■ What you are asked to do ■
From the listing below, pick out each line with the word "title".

=== Begin Enclosure ===

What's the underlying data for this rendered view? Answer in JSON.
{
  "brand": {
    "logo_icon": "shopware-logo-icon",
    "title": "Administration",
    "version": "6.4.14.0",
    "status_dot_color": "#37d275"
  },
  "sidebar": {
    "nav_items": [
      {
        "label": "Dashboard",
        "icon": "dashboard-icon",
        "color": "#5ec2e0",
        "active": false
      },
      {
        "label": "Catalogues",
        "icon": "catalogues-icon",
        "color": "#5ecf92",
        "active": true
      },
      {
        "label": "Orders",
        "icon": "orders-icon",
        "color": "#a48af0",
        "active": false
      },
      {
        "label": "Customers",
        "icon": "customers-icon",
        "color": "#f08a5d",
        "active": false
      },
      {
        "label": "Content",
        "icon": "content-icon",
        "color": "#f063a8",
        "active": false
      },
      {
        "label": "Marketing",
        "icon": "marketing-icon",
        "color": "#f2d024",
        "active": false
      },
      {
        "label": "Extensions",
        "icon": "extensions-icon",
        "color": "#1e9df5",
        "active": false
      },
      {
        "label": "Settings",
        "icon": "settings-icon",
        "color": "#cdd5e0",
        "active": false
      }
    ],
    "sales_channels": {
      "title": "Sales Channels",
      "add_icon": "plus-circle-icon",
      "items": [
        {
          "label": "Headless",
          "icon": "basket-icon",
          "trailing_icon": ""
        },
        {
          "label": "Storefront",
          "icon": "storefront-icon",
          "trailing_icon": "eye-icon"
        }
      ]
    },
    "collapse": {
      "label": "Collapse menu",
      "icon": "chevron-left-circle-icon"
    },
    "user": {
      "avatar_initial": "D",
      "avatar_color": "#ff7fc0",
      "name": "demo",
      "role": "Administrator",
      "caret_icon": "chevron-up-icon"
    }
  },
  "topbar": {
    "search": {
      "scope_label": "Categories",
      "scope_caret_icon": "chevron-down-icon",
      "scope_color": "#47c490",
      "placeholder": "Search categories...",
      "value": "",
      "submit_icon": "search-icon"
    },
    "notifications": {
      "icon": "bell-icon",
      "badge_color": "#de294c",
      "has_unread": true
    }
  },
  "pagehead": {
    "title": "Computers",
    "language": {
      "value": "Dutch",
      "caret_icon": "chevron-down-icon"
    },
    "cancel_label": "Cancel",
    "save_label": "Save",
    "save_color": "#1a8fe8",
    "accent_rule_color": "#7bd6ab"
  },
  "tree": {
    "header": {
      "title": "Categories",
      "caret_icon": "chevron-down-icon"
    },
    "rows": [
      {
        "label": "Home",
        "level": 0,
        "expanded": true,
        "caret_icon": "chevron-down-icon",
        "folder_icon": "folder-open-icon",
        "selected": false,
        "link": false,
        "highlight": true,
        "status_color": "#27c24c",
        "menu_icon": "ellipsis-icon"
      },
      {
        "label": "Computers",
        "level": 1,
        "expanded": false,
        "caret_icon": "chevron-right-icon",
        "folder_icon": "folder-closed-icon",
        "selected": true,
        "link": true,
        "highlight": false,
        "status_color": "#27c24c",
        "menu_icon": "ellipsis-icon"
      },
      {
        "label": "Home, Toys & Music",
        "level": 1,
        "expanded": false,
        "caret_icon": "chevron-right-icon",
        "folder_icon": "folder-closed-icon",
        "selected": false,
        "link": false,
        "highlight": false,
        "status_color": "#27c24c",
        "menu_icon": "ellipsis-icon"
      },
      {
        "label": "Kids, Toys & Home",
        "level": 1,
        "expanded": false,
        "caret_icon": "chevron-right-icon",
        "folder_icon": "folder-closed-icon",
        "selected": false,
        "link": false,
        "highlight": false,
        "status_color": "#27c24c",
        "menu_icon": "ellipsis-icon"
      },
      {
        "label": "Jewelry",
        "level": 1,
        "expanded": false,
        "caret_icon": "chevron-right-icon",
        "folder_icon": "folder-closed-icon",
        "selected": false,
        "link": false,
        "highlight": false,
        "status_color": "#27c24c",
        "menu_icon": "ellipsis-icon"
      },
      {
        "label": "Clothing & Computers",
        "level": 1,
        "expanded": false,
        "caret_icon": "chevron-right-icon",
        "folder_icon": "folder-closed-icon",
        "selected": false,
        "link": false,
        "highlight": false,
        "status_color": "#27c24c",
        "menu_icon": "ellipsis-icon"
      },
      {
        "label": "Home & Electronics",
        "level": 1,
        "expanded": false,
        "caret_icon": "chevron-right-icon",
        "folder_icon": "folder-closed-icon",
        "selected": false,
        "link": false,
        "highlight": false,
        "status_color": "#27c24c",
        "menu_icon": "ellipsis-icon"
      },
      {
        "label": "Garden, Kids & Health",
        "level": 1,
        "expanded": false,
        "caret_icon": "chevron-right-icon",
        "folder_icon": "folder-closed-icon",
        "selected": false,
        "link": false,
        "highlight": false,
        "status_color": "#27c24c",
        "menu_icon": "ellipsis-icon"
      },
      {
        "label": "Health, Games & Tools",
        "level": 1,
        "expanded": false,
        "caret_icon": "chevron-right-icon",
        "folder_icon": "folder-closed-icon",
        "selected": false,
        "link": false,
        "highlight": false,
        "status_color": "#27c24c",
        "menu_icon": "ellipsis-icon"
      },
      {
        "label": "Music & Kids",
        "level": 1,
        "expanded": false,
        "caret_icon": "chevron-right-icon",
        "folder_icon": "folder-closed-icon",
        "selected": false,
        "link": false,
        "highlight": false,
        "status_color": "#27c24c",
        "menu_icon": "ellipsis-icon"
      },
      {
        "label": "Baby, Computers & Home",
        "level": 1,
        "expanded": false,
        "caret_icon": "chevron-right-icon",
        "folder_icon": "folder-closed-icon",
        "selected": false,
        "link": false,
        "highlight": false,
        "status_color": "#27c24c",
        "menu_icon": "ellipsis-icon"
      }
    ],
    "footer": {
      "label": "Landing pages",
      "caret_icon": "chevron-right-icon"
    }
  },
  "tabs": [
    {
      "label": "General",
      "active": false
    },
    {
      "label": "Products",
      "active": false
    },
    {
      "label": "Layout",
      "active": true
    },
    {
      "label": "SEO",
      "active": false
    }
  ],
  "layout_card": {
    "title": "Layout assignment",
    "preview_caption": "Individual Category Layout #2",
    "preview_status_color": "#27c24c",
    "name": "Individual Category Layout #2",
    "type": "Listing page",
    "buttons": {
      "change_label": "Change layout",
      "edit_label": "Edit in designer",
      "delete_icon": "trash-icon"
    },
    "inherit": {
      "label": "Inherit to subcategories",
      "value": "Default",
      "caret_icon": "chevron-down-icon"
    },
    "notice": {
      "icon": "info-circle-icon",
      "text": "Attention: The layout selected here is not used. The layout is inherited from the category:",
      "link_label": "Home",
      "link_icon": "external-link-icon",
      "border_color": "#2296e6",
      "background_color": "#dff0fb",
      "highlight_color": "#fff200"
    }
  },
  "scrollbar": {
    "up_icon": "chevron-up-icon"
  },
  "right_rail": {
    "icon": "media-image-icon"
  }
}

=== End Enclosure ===

■ Task result ■
    "title": "Administration",
      "title": "Sales Channels",
    "title": "Computers",
      "title": "Categories",
    "title": "Layout assignment",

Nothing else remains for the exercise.